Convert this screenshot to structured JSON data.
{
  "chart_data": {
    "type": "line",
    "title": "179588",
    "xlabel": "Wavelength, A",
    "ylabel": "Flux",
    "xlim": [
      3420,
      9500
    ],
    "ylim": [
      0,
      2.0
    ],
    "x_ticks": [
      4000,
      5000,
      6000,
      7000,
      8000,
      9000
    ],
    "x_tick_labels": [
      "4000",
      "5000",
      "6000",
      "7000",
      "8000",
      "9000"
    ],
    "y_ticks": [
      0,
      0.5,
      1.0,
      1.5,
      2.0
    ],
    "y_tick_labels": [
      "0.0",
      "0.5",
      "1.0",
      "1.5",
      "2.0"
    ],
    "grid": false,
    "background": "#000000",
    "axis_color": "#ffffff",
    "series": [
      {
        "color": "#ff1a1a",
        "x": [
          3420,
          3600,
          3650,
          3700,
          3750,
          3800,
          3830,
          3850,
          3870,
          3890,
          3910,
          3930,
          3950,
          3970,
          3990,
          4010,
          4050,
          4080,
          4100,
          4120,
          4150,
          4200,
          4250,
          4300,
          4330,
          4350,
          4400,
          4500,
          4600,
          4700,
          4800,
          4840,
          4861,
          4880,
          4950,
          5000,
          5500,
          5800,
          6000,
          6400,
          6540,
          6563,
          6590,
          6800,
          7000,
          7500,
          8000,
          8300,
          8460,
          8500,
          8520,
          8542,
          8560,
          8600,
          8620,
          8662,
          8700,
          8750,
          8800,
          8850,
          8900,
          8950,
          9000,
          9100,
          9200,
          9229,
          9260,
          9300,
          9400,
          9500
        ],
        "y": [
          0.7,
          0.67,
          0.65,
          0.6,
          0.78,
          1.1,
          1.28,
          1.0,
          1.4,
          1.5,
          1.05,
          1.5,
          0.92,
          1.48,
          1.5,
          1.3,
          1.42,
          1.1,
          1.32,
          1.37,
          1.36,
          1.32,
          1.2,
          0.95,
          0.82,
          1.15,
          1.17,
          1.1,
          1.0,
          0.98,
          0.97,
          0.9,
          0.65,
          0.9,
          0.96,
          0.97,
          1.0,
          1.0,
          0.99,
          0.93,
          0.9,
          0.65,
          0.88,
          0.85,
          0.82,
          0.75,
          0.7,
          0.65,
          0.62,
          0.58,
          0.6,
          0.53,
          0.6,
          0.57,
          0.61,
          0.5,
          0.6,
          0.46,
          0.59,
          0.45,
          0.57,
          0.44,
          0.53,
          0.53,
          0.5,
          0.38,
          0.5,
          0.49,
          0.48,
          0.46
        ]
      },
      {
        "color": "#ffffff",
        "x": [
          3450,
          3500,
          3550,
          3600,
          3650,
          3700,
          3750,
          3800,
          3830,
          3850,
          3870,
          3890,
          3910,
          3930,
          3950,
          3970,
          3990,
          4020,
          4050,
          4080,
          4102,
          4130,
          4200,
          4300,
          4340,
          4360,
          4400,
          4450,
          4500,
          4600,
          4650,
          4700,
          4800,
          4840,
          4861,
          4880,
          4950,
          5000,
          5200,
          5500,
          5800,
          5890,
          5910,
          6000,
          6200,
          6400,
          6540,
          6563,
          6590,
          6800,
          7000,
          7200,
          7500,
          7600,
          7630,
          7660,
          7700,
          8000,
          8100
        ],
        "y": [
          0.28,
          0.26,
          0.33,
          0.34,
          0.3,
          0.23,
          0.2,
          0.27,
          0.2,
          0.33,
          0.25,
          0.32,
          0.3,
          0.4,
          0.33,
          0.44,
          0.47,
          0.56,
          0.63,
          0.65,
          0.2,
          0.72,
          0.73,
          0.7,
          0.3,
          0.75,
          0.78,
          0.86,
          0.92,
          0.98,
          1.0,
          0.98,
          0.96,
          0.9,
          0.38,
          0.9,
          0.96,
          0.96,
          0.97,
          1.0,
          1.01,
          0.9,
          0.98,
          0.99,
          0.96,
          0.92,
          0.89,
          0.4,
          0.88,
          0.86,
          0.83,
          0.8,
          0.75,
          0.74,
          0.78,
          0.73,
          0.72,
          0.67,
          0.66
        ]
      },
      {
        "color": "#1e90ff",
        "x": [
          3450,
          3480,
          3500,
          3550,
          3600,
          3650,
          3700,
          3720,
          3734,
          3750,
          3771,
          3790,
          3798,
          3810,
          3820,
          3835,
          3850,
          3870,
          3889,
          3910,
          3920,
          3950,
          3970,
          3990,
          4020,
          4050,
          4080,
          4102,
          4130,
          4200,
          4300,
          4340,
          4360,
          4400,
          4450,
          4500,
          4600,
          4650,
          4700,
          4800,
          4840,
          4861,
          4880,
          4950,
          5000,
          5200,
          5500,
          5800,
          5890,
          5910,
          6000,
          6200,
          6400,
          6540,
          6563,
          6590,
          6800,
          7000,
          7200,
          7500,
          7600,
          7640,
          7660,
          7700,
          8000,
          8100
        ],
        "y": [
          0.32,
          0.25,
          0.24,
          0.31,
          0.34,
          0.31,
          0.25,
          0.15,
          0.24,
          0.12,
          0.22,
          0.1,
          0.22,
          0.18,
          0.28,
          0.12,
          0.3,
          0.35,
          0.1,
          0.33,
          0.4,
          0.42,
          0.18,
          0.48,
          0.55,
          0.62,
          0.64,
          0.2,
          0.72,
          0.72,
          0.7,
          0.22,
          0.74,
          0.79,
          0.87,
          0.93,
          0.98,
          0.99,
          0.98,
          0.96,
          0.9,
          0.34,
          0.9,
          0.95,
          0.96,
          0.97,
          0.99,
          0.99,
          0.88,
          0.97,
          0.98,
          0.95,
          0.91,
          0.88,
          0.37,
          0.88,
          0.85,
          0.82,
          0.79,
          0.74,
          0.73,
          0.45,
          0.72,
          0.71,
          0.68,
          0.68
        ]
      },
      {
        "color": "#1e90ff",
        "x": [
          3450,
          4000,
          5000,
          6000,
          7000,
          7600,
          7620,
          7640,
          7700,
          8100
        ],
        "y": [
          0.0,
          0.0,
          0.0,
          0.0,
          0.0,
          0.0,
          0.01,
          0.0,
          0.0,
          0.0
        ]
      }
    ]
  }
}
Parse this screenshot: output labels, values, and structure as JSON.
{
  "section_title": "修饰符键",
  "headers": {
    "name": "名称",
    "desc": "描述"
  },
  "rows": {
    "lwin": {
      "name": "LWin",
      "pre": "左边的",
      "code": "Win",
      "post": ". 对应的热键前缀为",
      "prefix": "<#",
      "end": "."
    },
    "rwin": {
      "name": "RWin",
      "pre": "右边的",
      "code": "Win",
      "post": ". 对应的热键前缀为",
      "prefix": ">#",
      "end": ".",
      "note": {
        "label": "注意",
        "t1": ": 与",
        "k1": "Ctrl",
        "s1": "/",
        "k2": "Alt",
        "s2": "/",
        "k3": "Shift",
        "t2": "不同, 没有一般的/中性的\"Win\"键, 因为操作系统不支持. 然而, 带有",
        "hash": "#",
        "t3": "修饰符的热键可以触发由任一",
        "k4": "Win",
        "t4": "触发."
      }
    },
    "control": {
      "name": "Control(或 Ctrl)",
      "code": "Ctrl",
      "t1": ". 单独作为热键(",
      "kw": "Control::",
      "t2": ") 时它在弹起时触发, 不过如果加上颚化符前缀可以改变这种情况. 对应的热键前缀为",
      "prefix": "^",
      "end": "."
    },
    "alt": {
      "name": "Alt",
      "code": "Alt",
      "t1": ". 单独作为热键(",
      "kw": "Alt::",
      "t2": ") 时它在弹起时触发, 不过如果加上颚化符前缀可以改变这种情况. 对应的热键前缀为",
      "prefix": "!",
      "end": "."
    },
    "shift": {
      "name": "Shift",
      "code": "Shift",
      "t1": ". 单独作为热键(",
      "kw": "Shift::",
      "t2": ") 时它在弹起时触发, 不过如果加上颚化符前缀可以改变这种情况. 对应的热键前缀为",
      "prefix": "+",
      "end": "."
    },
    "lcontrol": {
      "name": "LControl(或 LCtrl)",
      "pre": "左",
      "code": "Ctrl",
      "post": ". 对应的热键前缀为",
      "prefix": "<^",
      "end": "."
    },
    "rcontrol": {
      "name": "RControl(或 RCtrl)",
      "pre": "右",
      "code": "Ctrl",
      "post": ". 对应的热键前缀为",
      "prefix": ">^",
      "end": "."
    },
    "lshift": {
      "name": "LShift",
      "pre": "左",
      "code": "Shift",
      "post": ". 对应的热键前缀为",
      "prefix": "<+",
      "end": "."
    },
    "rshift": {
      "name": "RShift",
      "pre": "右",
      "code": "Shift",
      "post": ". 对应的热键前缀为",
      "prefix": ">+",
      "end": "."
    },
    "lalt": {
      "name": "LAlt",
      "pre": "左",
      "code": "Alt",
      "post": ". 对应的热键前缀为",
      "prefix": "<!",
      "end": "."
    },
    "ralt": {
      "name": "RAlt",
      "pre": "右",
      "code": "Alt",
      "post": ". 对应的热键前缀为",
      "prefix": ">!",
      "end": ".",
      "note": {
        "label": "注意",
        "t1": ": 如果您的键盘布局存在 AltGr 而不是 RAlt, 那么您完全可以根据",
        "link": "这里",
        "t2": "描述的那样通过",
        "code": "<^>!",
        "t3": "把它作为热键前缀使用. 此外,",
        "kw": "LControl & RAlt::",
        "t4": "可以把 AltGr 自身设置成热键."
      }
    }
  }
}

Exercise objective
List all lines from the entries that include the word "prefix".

Solution for this problem
      "prefix": "<#",
      "prefix": ">#",
      "prefix": "^",
      "prefix": "!",
      "prefix": "+",
      "prefix": "<^",
      "prefix": ">^",
      "prefix": "<+",
      "prefix": ">+",
      "prefix": "<!",
      "prefix": ">!",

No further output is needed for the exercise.